### Required action
Leave the pictures aside and copy all the data exactly.
Listed records section start
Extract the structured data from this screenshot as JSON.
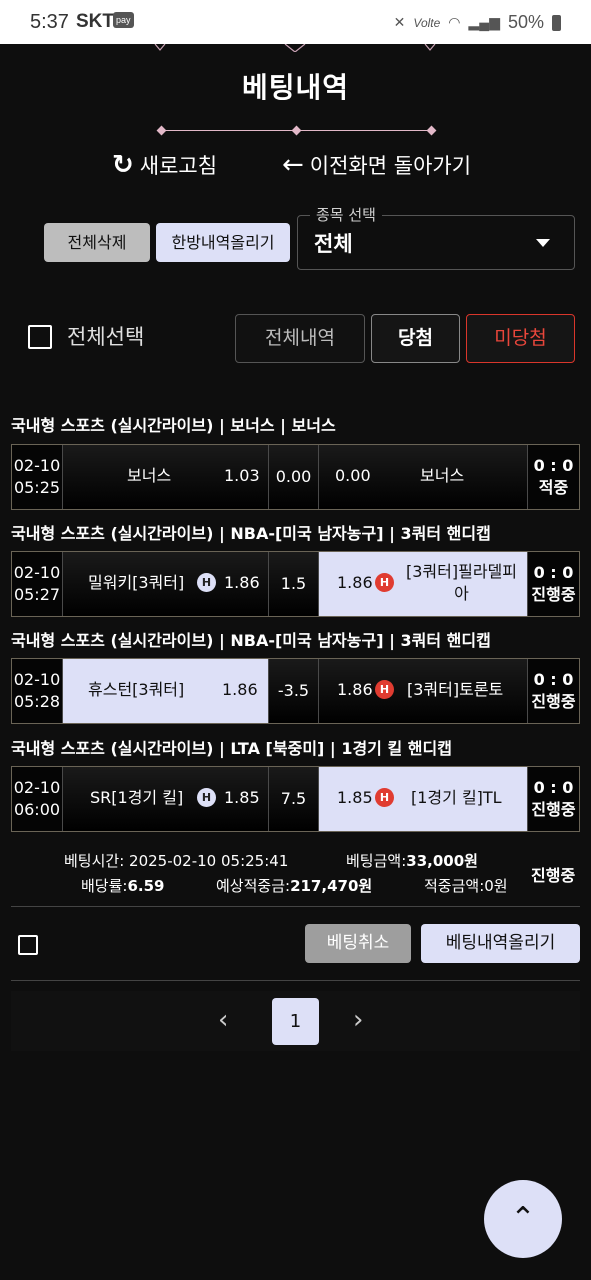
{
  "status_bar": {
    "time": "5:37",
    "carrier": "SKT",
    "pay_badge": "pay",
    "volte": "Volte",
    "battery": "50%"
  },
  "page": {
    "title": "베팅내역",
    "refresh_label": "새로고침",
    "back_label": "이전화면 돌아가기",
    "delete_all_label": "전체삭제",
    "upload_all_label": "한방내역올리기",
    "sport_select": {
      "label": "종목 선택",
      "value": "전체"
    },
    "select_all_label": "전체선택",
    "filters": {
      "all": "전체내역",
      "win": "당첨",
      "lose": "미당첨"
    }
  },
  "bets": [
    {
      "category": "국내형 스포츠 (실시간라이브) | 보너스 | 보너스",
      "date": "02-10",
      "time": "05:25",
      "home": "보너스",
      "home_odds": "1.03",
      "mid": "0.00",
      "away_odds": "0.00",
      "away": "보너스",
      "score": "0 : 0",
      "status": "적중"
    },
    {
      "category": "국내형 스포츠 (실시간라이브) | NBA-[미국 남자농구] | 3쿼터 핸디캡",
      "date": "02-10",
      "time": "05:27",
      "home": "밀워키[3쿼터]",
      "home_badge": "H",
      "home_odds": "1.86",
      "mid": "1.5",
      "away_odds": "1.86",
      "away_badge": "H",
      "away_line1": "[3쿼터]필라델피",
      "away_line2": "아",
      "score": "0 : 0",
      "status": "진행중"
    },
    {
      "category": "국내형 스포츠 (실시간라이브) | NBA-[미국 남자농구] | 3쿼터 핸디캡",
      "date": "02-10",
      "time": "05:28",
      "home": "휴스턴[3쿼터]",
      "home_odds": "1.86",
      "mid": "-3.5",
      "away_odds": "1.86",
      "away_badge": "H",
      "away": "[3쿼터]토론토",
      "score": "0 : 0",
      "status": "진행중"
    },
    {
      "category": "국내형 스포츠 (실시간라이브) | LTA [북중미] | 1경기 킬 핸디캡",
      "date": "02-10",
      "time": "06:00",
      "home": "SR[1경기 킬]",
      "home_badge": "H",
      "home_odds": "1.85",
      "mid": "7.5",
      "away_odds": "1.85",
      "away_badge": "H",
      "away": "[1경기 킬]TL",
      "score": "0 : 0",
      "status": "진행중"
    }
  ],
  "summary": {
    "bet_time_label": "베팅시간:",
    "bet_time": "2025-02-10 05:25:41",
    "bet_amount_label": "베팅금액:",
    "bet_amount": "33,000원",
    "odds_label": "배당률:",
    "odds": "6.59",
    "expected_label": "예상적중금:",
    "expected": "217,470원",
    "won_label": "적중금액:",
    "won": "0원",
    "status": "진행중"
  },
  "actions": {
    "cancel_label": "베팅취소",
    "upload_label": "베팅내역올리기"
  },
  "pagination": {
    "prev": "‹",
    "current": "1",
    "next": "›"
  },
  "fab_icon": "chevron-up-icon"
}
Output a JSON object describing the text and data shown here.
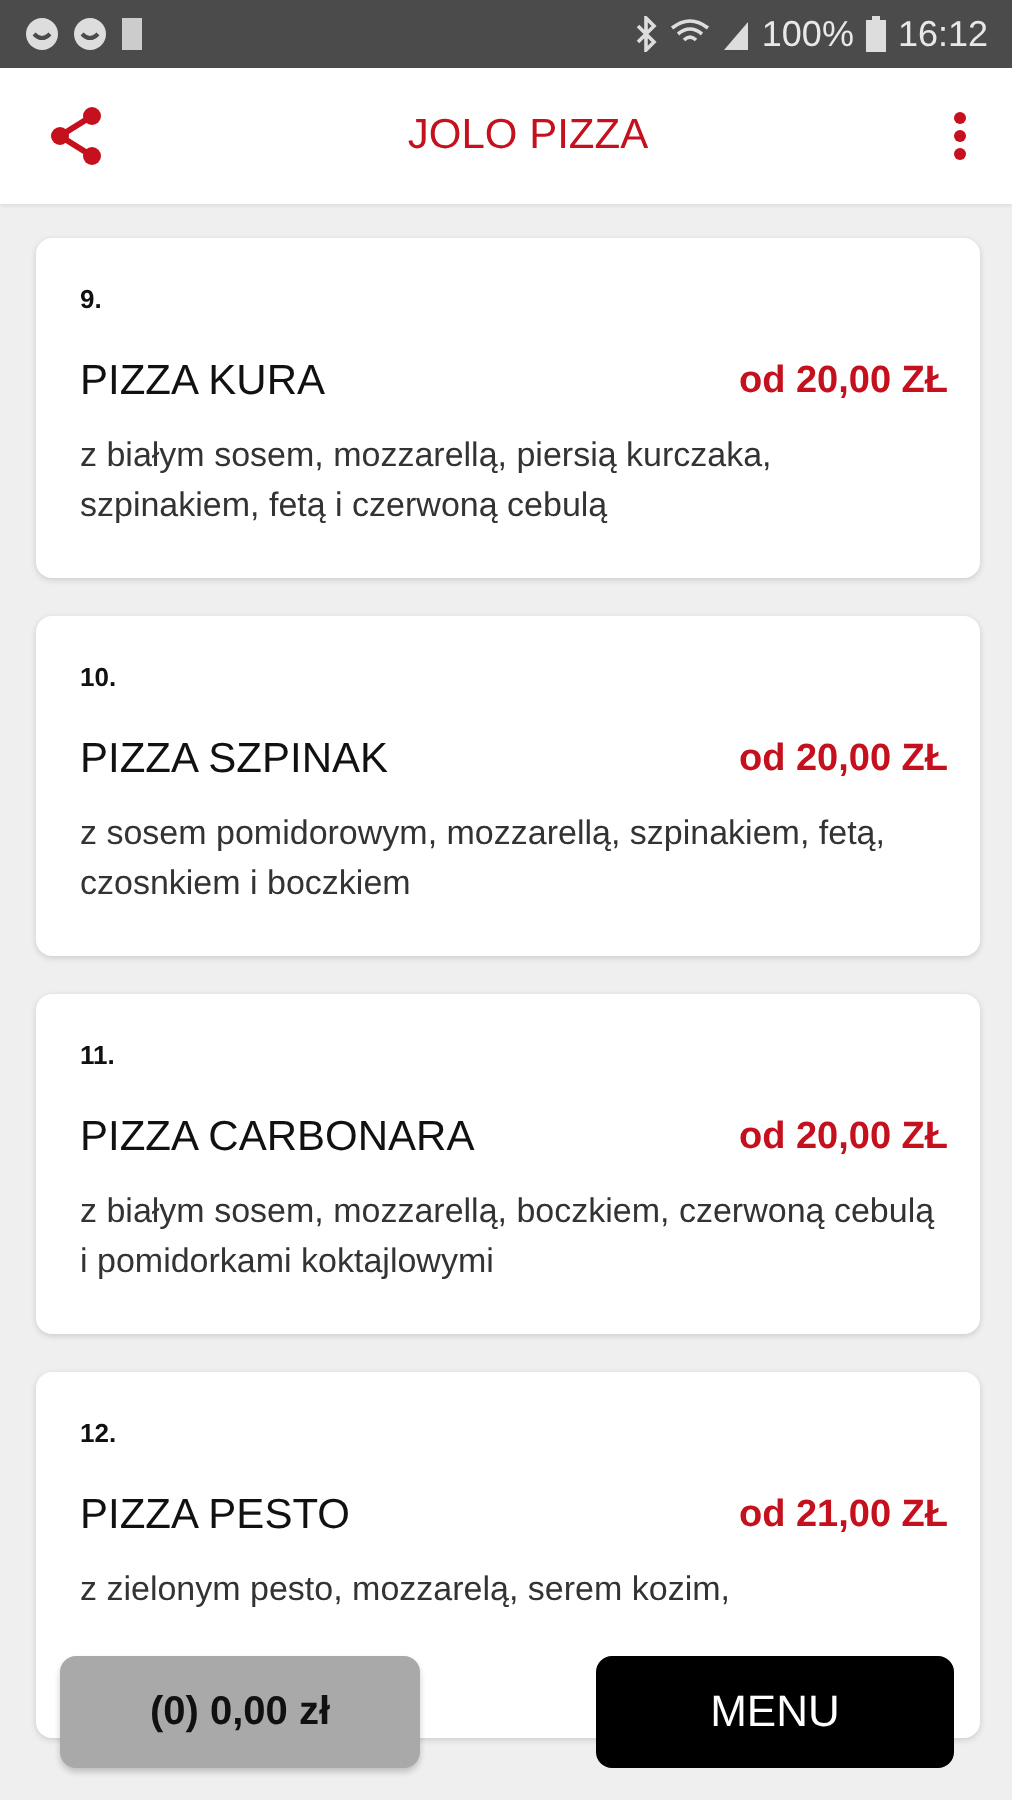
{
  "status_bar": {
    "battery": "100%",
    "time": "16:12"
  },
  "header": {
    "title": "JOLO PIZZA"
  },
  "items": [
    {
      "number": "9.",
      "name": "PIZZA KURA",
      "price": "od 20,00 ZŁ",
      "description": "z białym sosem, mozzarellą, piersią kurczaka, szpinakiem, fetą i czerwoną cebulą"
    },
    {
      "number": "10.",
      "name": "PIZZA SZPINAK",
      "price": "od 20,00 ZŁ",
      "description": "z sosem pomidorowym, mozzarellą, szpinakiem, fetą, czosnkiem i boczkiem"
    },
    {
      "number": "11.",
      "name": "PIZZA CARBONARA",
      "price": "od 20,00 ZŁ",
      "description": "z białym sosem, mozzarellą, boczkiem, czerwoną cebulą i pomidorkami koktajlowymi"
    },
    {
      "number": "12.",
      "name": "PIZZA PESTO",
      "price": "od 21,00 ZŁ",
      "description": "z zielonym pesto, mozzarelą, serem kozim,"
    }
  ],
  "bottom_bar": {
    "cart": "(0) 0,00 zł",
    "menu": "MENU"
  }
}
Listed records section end
### Exercise output
Extract the structured data from this screenshot as JSON.
{
  "status_bar": {
    "time": "5:37",
    "carrier": "SKT",
    "pay_badge": "pay",
    "volte": "Volte",
    "battery": "50%"
  },
  "page": {
    "title": "베팅내역",
    "refresh_label": "새로고침",
    "back_label": "이전화면 돌아가기",
    "delete_all_label": "전체삭제",
    "upload_all_label": "한방내역올리기",
    "sport_select": {
      "label": "종목 선택",
      "value": "전체"
    },
    "select_all_label": "전체선택",
    "filters": {
      "all": "전체내역",
      "win": "당첨",
      "lose": "미당첨"
    }
  },
  "bets": [
    {
      "category": "국내형 스포츠 (실시간라이브) | 보너스 | 보너스",
      "date": "02-10",
      "time": "05:25",
      "home": "보너스",
      "home_odds": "1.03",
      "mid": "0.00",
      "away_odds": "0.00",
      "away": "보너스",
      "score": "0 : 0",
      "status": "적중"
    },
    {
      "category": "국내형 스포츠 (실시간라이브) | NBA-[미국 남자농구] | 3쿼터 핸디캡",
      "date": "02-10",
      "time": "05:27",
      "home": "밀워키[3쿼터]",
      "home_badge": "H",
      "home_odds": "1.86",
      "mid": "1.5",
      "away_odds": "1.86",
      "away_badge": "H",
      "away_line1": "[3쿼터]필라델피",
      "away_line2": "아",
      "score": "0 : 0",
      "status": "진행중"
    },
    {
      "category": "국내형 스포츠 (실시간라이브) | NBA-[미국 남자농구] | 3쿼터 핸디캡",
      "date": "02-10",
      "time": "05:28",
      "home": "휴스턴[3쿼터]",
      "home_odds": "1.86",
      "mid": "-3.5",
      "away_odds": "1.86",
      "away_badge": "H",
      "away": "[3쿼터]토론토",
      "score": "0 : 0",
      "status": "진행중"
    },
    {
      "category": "국내형 스포츠 (실시간라이브) | LTA [북중미] | 1경기 킬 핸디캡",
      "date": "02-10",
      "time": "06:00",
      "home": "SR[1경기 킬]",
      "home_badge": "H",
      "home_odds": "1.85",
      "mid": "7.5",
      "away_odds": "1.85",
      "away_badge": "H",
      "away": "[1경기 킬]TL",
      "score": "0 : 0",
      "status": "진행중"
    }
  ],
  "summary": {
    "bet_time_label": "베팅시간:",
    "bet_time": "2025-02-10 05:25:41",
    "bet_amount_label": "베팅금액:",
    "bet_amount": "33,000원",
    "odds_label": "배당률:",
    "odds": "6.59",
    "expected_label": "예상적중금:",
    "expected": "217,470원",
    "won_label": "적중금액:",
    "won": "0원",
    "status": "진행중"
  },
  "actions": {
    "cancel_label": "베팅취소",
    "upload_label": "베팅내역올리기"
  },
  "pagination": {
    "prev": "‹",
    "current": "1",
    "next": "›"
  },
  "fab_icon": "chevron-up-icon"
}
Output a JSON object describing the text and data shown here.
{
  "status_bar": {
    "battery": "100%",
    "time": "16:12"
  },
  "header": {
    "title": "JOLO PIZZA"
  },
  "items": [
    {
      "number": "9.",
      "name": "PIZZA KURA",
      "price": "od 20,00 ZŁ",
      "description": "z białym sosem, mozzarellą, piersią kurczaka, szpinakiem, fetą i czerwoną cebulą"
    },
    {
      "number": "10.",
      "name": "PIZZA SZPINAK",
      "price": "od 20,00 ZŁ",
      "description": "z sosem pomidorowym, mozzarellą, szpinakiem, fetą, czosnkiem i boczkiem"
    },
    {
      "number": "11.",
      "name": "PIZZA CARBONARA",
      "price": "od 20,00 ZŁ",
      "description": "z białym sosem, mozzarellą, boczkiem, czerwoną cebulą i pomidorkami koktajlowymi"
    },
    {
      "number": "12.",
      "name": "PIZZA PESTO",
      "price": "od 21,00 ZŁ",
      "description": "z zielonym pesto, mozzarelą, serem kozim,"
    }
  ],
  "bottom_bar": {
    "cart": "(0) 0,00 zł",
    "menu": "MENU"
  }
}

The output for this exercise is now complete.